::: RECORDS FOR THIS TASK :::

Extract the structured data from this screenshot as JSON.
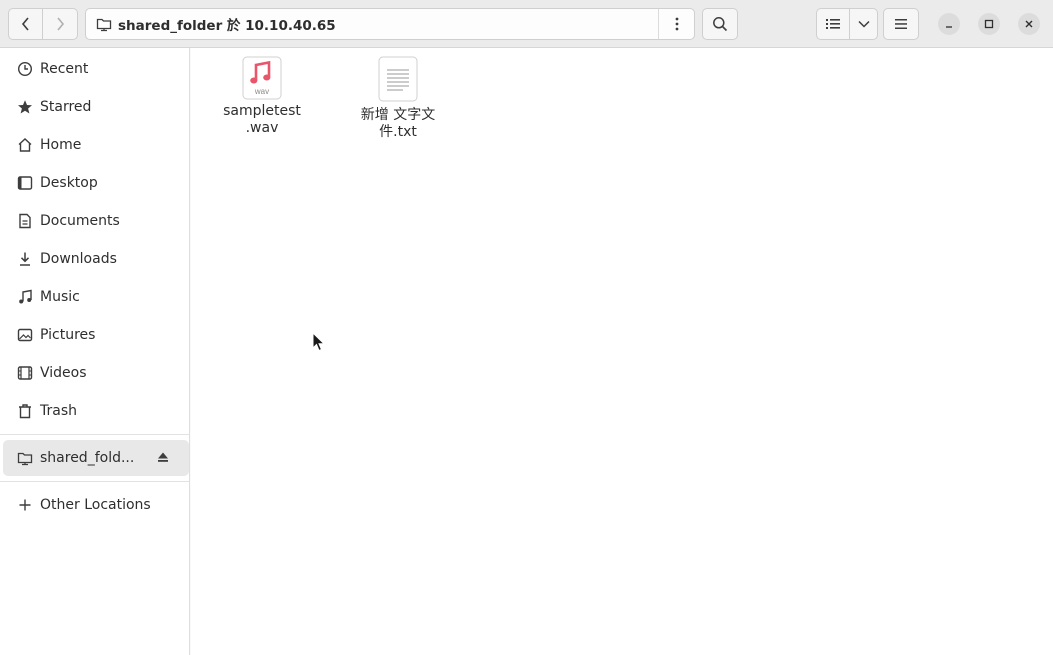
{
  "window": {
    "path_label": "shared_folder 於 10.10.40.65"
  },
  "sidebar": {
    "items": [
      {
        "label": "Recent",
        "icon": "clock-icon"
      },
      {
        "label": "Starred",
        "icon": "star-icon"
      },
      {
        "label": "Home",
        "icon": "home-icon"
      },
      {
        "label": "Desktop",
        "icon": "desktop-icon"
      },
      {
        "label": "Documents",
        "icon": "document-icon"
      },
      {
        "label": "Downloads",
        "icon": "download-icon"
      },
      {
        "label": "Music",
        "icon": "music-icon"
      },
      {
        "label": "Pictures",
        "icon": "picture-icon"
      },
      {
        "label": "Videos",
        "icon": "video-icon"
      },
      {
        "label": "Trash",
        "icon": "trash-icon"
      }
    ],
    "mount": {
      "label": "shared_fold...",
      "icon": "network-folder-icon"
    },
    "other": {
      "label": "Other Locations",
      "icon": "plus-icon"
    }
  },
  "files": [
    {
      "name_line1": "sampletest",
      "name_line2": ".wav",
      "thumb_label": "wav",
      "icon": "audio-file-icon"
    },
    {
      "name_line1": "新增 文字文",
      "name_line2": "件.txt",
      "icon": "text-file-icon"
    }
  ],
  "colors": {
    "accent_music": "#e9566b",
    "header_bg": "#ebebeb",
    "sidebar_active": "#e8e8e8"
  }
}
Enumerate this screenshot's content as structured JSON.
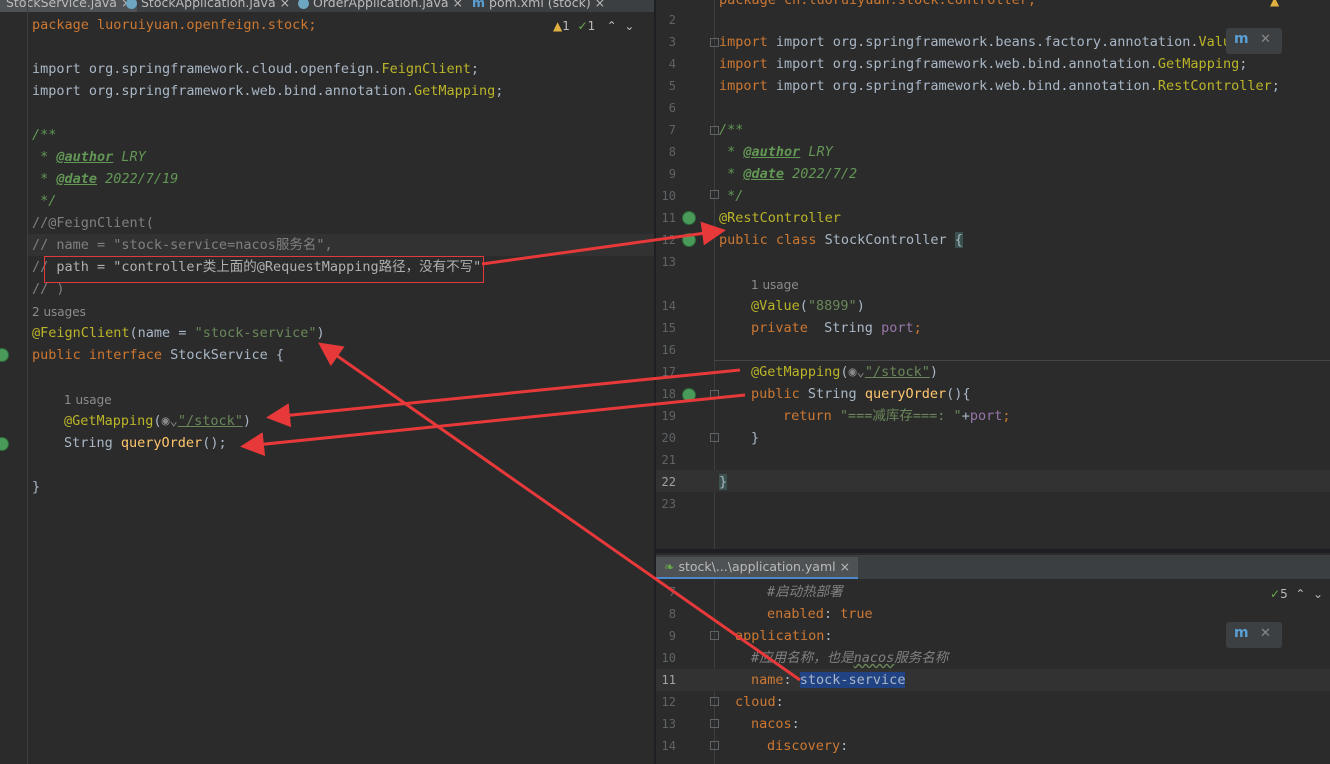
{
  "tabs": [
    {
      "label": "StockService.java",
      "active": true
    },
    {
      "label": "StockApplication.java",
      "active": false
    },
    {
      "label": "OrderApplication.java",
      "active": false
    },
    {
      "label": "pom.xml (stock)",
      "active": false
    }
  ],
  "left_editor": {
    "warnings": "1",
    "checks": "1",
    "usages_interface": "2 usages",
    "usages_method": "1 usage",
    "lines": {
      "package": "package luoruiyuan.openfeign.stock;",
      "import1_prefix": "import org.springframework.cloud.openfeign.",
      "import1_class": "FeignClient",
      "import2_prefix": "import org.springframework.web.bind.annotation.",
      "import2_class": "GetMapping",
      "doc_open": "/**",
      "doc_author_prefix": " * ",
      "doc_author_tag": "@author",
      "doc_author_val": " LRY",
      "doc_date_prefix": " * ",
      "doc_date_tag": "@date",
      "doc_date_val": " 2022/7/19",
      "doc_close": " */",
      "c1": "//@FeignClient(",
      "c2": "// name = \"stock-service=nacos服务名\",",
      "c3_prefix": "// ",
      "c3_body": "path = \"controller类上面的@RequestMapping路径，没有不写\"",
      "c4": "// )",
      "ann_name": "@FeignClient",
      "ann_args_a": "(name = ",
      "ann_args_str": "\"stock-service\"",
      "ann_args_b": ")",
      "iface_kw": "public interface ",
      "iface_name": "StockService {",
      "getmap_ann": "@GetMapping",
      "getmap_open": "(",
      "getmap_path": "\"/stock\"",
      "getmap_close": ")",
      "method_type": "String ",
      "method_name": "queryOrder",
      "method_tail": "();",
      "close": "}"
    }
  },
  "right_editor": {
    "lines": {
      "l1": "package cn.luoruiyuan.stock.controller;",
      "l3_prefix": "import org.springframework.beans.factory.annotation.",
      "l3_class": "Value",
      "l4_prefix": "import org.springframework.web.bind.annotation.",
      "l4_class": "GetMapping",
      "l5_prefix": "import org.springframework.web.bind.annotation.",
      "l5_class": "RestController",
      "l7": "/**",
      "l8_prefix": " * ",
      "l8_tag": "@author",
      "l8_val": " LRY",
      "l9_prefix": " * ",
      "l9_tag": "@date",
      "l9_val": " 2022/7/2",
      "l10": " */",
      "l11": "@RestController",
      "l12_kw": "public class ",
      "l12_name": "StockController ",
      "l12_brace": "{",
      "usage": "1 usage",
      "l14_ann": "@Value",
      "l14_open": "(",
      "l14_str": "\"8899\"",
      "l14_close": ")",
      "l15_kw": "private  ",
      "l15_type": "String ",
      "l15_field": "port",
      "l15_end": ";",
      "l17_ann": "@GetMapping",
      "l17_open": "(",
      "l17_str": "\"/stock\"",
      "l17_close": ")",
      "l18_kw": "public ",
      "l18_type": "String ",
      "l18_name": "queryOrder",
      "l18_tail": "(){",
      "l19_kw": "return ",
      "l19_str": "\"===减库存===: \"",
      "l19_plus": "+",
      "l19_field": "port",
      "l19_end": ";",
      "l20": "}",
      "l22": "}"
    }
  },
  "yaml_editor": {
    "tab_label": "stock\\...\\application.yaml",
    "checks": "5",
    "lines": {
      "l7": "#启动热部署",
      "l8_key": "enabled",
      "l8_val": "true",
      "l9": "application",
      "l10_a": "#应用名称，也是",
      "l10_b": "nacos",
      "l10_c": "服务名称",
      "l11_key": "name",
      "l11_val": "stock-service",
      "l12": "cloud",
      "l13": "nacos",
      "l14": "discovery"
    }
  },
  "colors": {
    "arrow": "#e8393a",
    "background": "#2b2b2b"
  }
}
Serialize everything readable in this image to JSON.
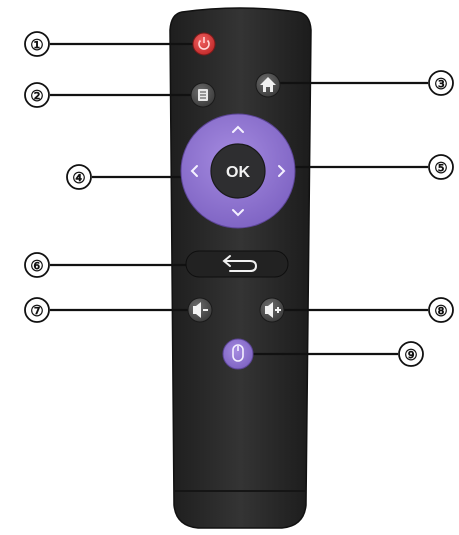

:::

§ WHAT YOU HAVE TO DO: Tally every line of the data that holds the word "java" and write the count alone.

§ EXERCISE ANSWER: 3